More importantly, while we argue about the best strategy for Iraq, we must still protect those under fire. I disagree with the President's strategy in Iraq. I do not believe a strong central government will lead to a stable, self-sufficient Iraq.
I think we need a new strategy that focuses on implementing the Iraqi constitution's call for federalism and re-focuses the mission of American forces on fighting al-Qaida, border protection, and continuing to train the Iraqi forces.
While we disagree on strategy, the fight continues in the alleys of Baghdad and the streets of Diyala Province. American soldiers and marines are targets every day they are there. So every day they are there, we must give them the best protection this nation has.
The American political process is designed to make change and decisionmaking a slow and deliberative process. Those of us who want a change in strategy have three options.
One, we must convince enough colleagues to sustain a veto from the President; or, two, we must convince the American people to elect enough new Senators and House Members willing to sustain a veto. Or, finally, three, we must convince the American people to elect a President willing to change strategies. That is reality. I believe in this system, which means I will not walk away from my duty to try to convince both my colleagues and the American people that there is a better path to stability in Iraq.
It also means that I will not give up on my obligation to our military men and women.
While we take the time necessary to move the political process for change, they face improvised explosive devices, rocket propelled grenades, explosively formed penetrators, sniper fire, and suicide bombers every day. We have an obligation to protect each and every one of them to the best of our ability. I agree with the Commandant of the Marine Corps, GEN James Conway when he said, ``Anything less is immoral.''
In terms of the specifics of this amendment, the idea is very simple. If we can prevent two-thirds or more of our casualties with a vehicle that is basically a modified and armored truck, we must do all in our power to do that.
Will it be a challenge to American industry to build close to 23,000 MRAPs in the next 12 to 15 months? Absolutely. Can they do it? Only if we give them a real chance. If we provide funding up front for all that is needed, we give business the ability to increase capacity to produce. If we give little bits here and there, they and their subcontractors will be limited in their ability to produce these life-saving vehicles. Less will be produced and more Americans will return injured or dead.
I gave a statement on July 19, when I first introduced this amendment, that laid out some of the history of the MRAP program. I won't go into all of that again, but I will reiterate the key choice my colleagues have to make: Do we do our best to save American lives, knowing that the only downside is the possible need to reprogram funding at the end of the year, or do we care more about some unknown topline wartime funding number than those lives?

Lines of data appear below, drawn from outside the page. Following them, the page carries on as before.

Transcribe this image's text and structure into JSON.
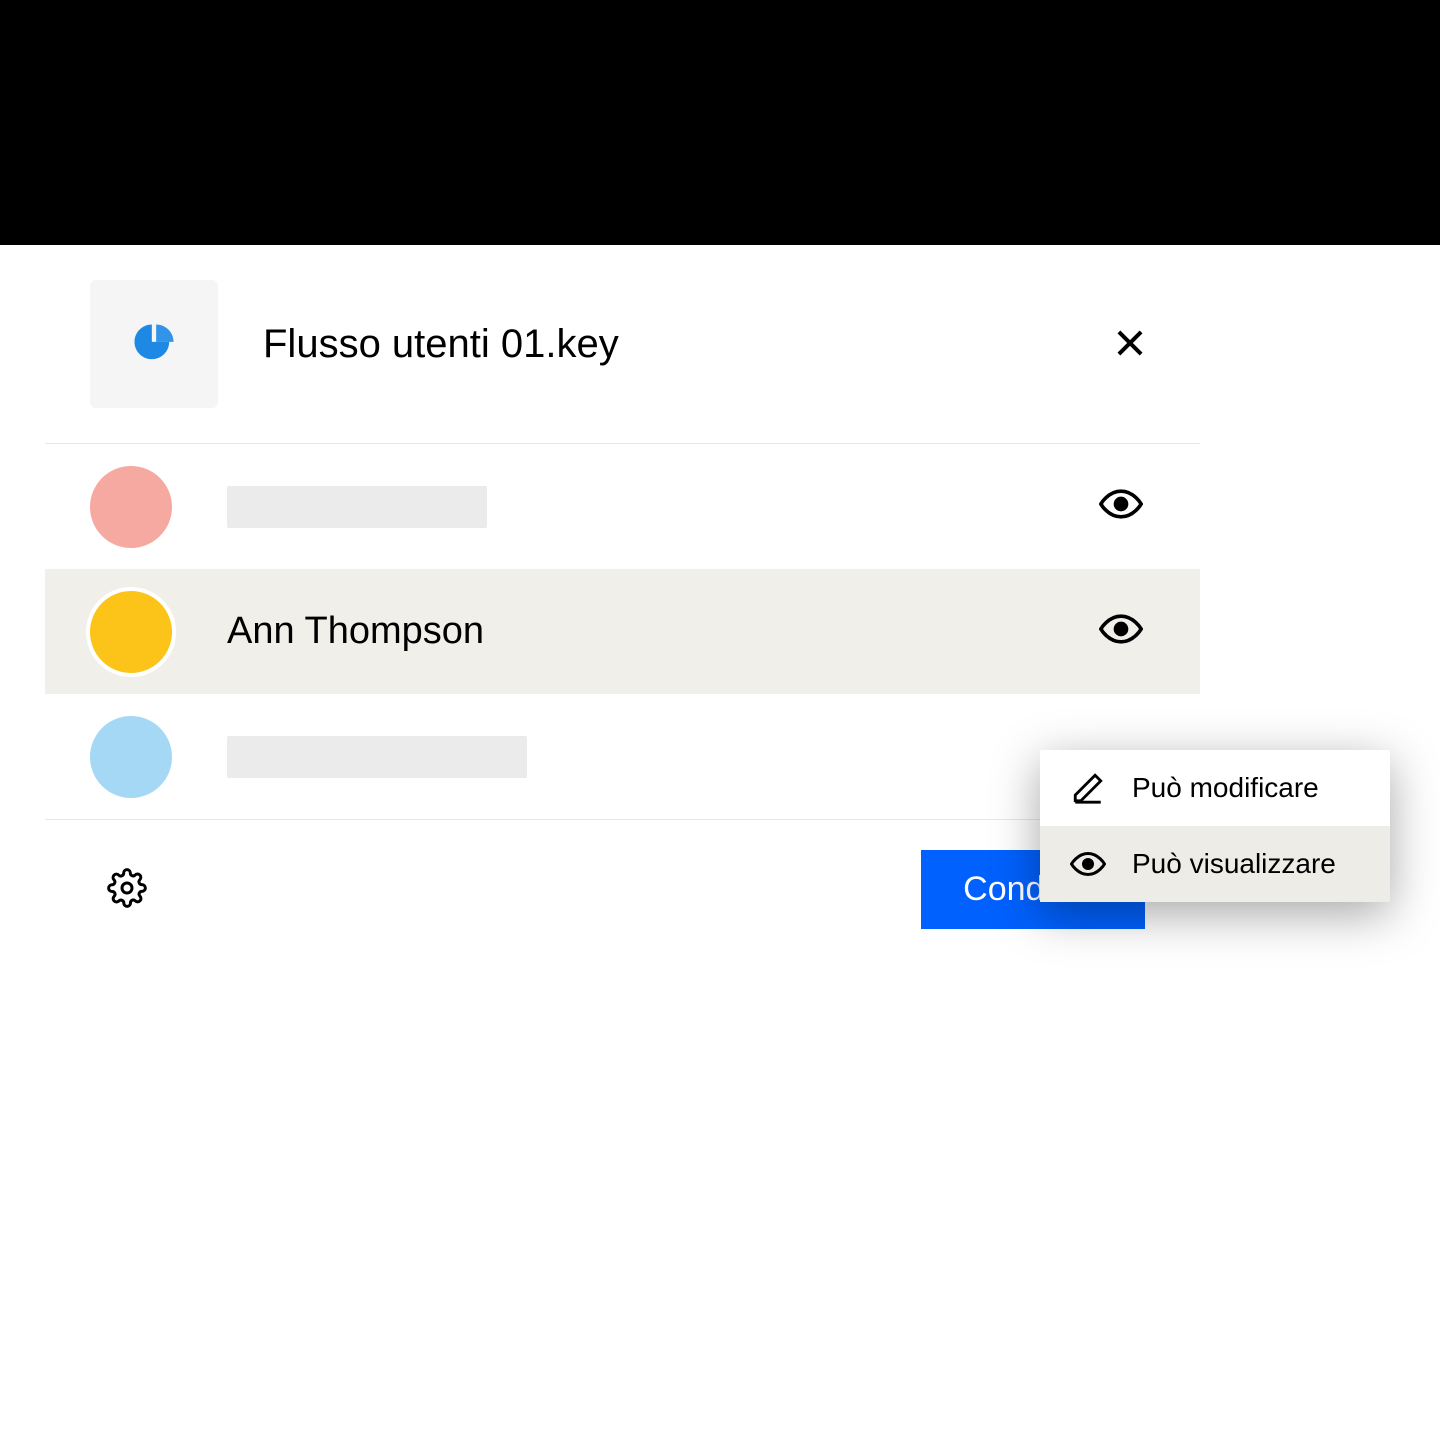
{
  "header": {
    "file_title": "Flusso utenti 01.key",
    "file_icon_name": "pie-chart-icon",
    "close_label": "close"
  },
  "users": [
    {
      "name": "",
      "avatar_color": "pink",
      "permission": "view",
      "selected": false,
      "placeholder": true
    },
    {
      "name": "Ann Thompson",
      "avatar_color": "yellow",
      "permission": "view",
      "selected": true,
      "placeholder": false
    },
    {
      "name": "",
      "avatar_color": "blue",
      "permission": "",
      "selected": false,
      "placeholder": true
    }
  ],
  "dropdown": {
    "items": [
      {
        "label": "Può modificare",
        "icon": "edit-icon",
        "active": false
      },
      {
        "label": "Può visualizzare",
        "icon": "eye-icon",
        "active": true
      }
    ]
  },
  "footer": {
    "settings_label": "settings",
    "share_label": "Condividi"
  }
}
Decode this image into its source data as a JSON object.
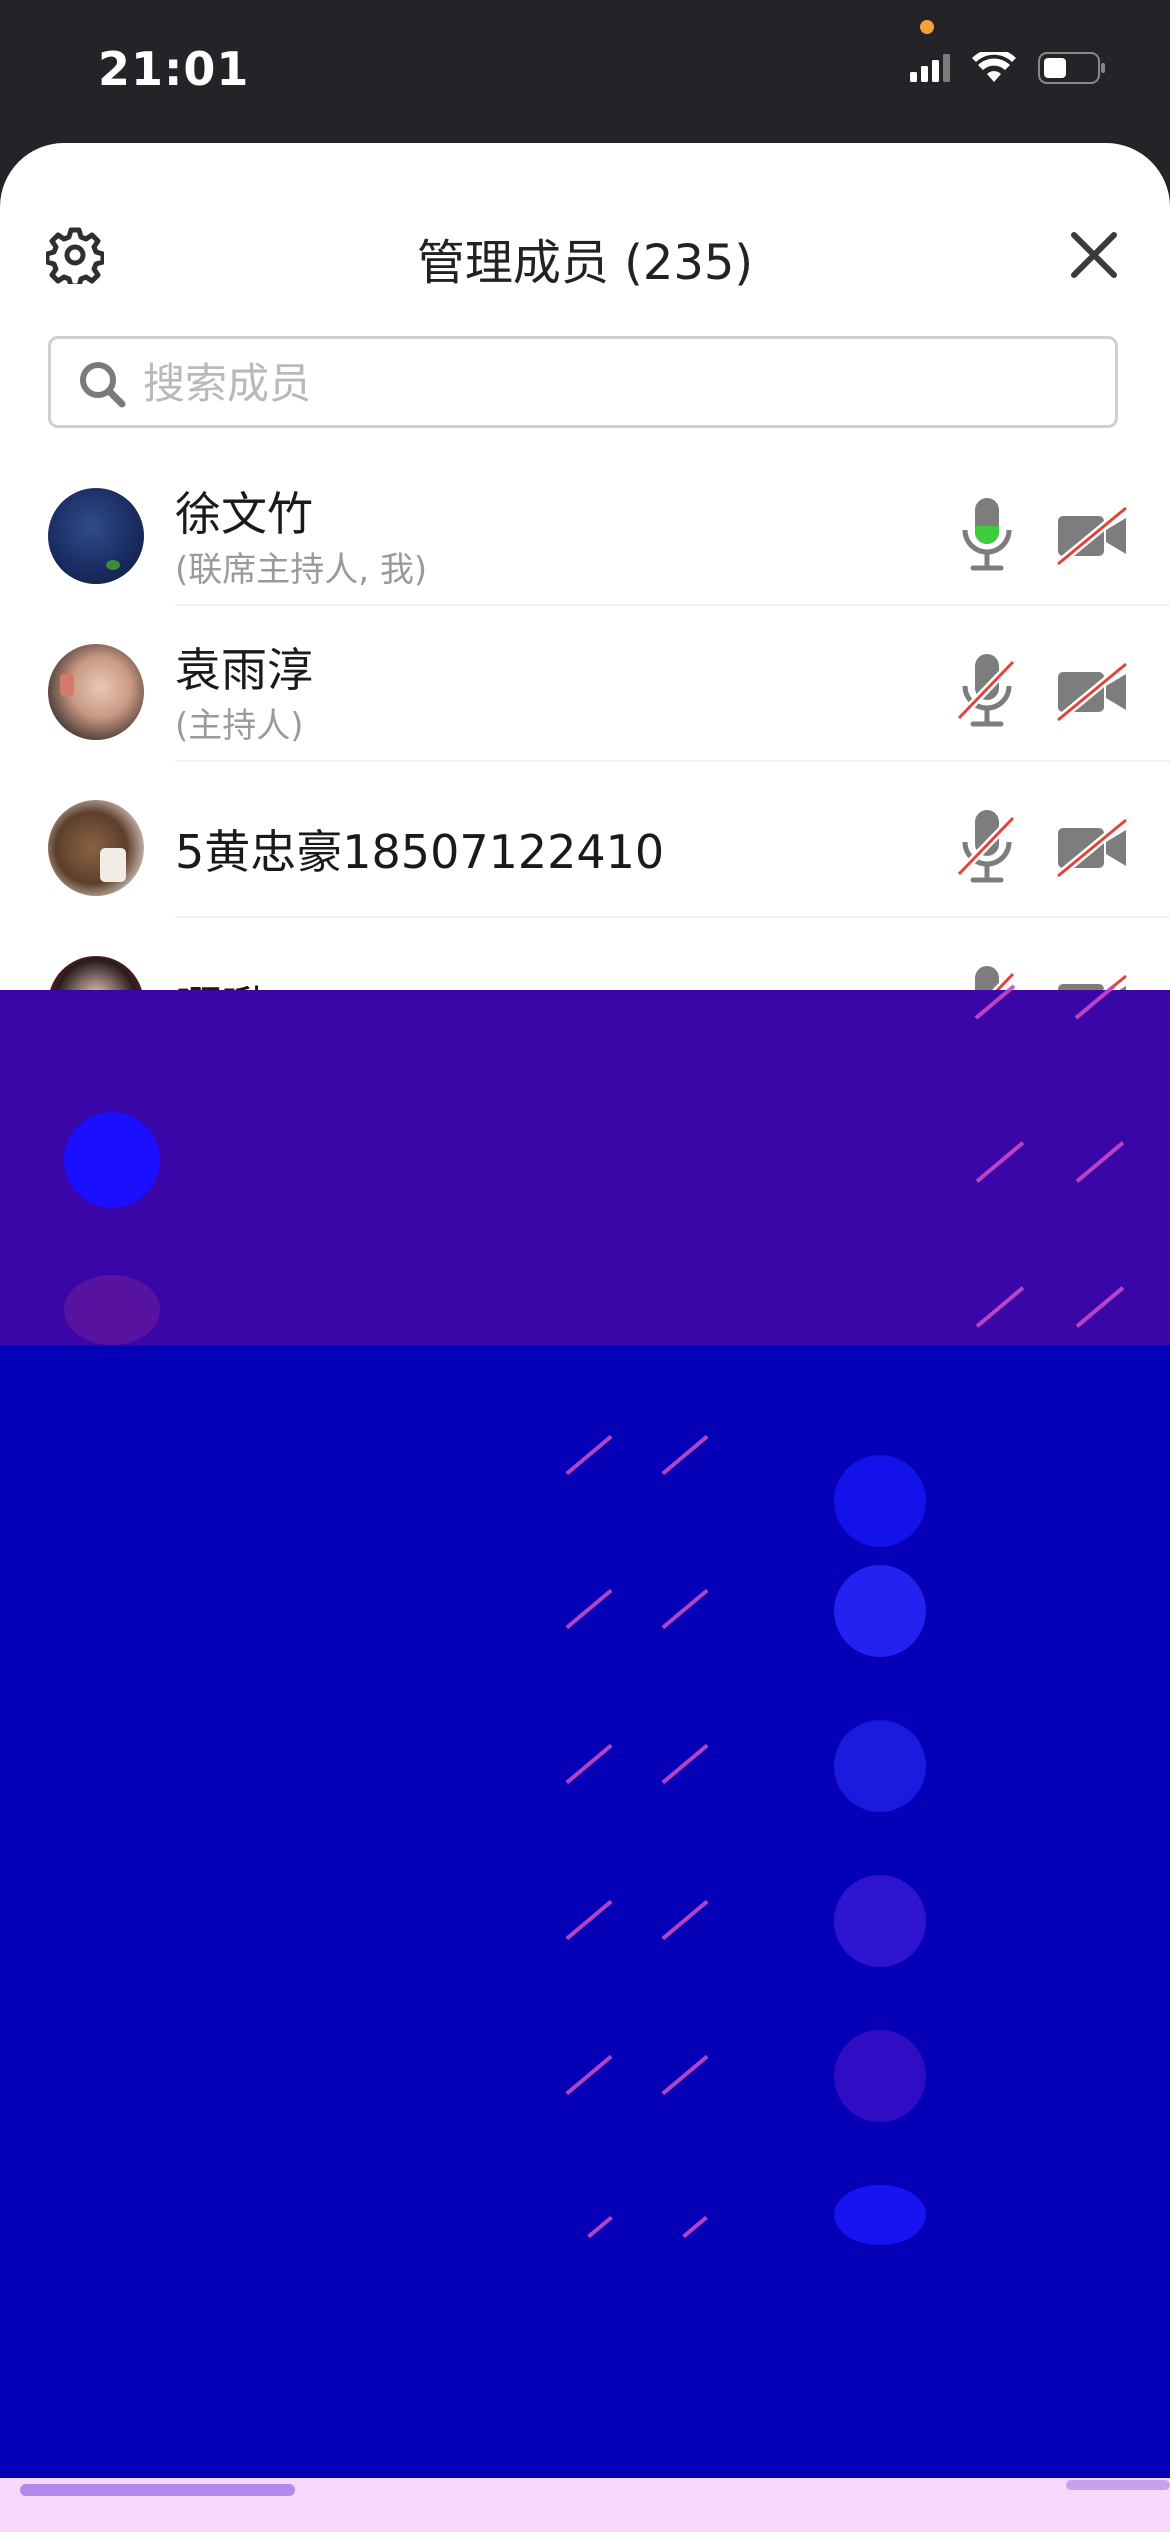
{
  "status_bar": {
    "time": "21:01",
    "icons": [
      "cellular-signal-icon",
      "wifi-icon",
      "battery-icon"
    ]
  },
  "sheet": {
    "title": "管理成员 (235)",
    "search_placeholder": "搜索成员"
  },
  "members": [
    {
      "name": "徐文竹",
      "role": "(联席主持人, 我)",
      "mic": "on",
      "camera": "off"
    },
    {
      "name": "袁雨淳",
      "role": "(主持人)",
      "mic": "off",
      "camera": "off"
    },
    {
      "name": "5黄忠豪18507122410",
      "role": "",
      "mic": "off",
      "camera": "off"
    },
    {
      "name": "啊啾",
      "role": "",
      "mic": "off",
      "camera": "off"
    }
  ],
  "colors": {
    "mic_on": "#3dcc3d",
    "muted_slash": "#e0443a",
    "icon_gray": "#7d7d7d",
    "overlay_purple": "#3a06a8",
    "overlay_blue": "#0500b8"
  }
}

I urge my colleagues to support this amendment.
I thank the managers of the bill and yield the floor.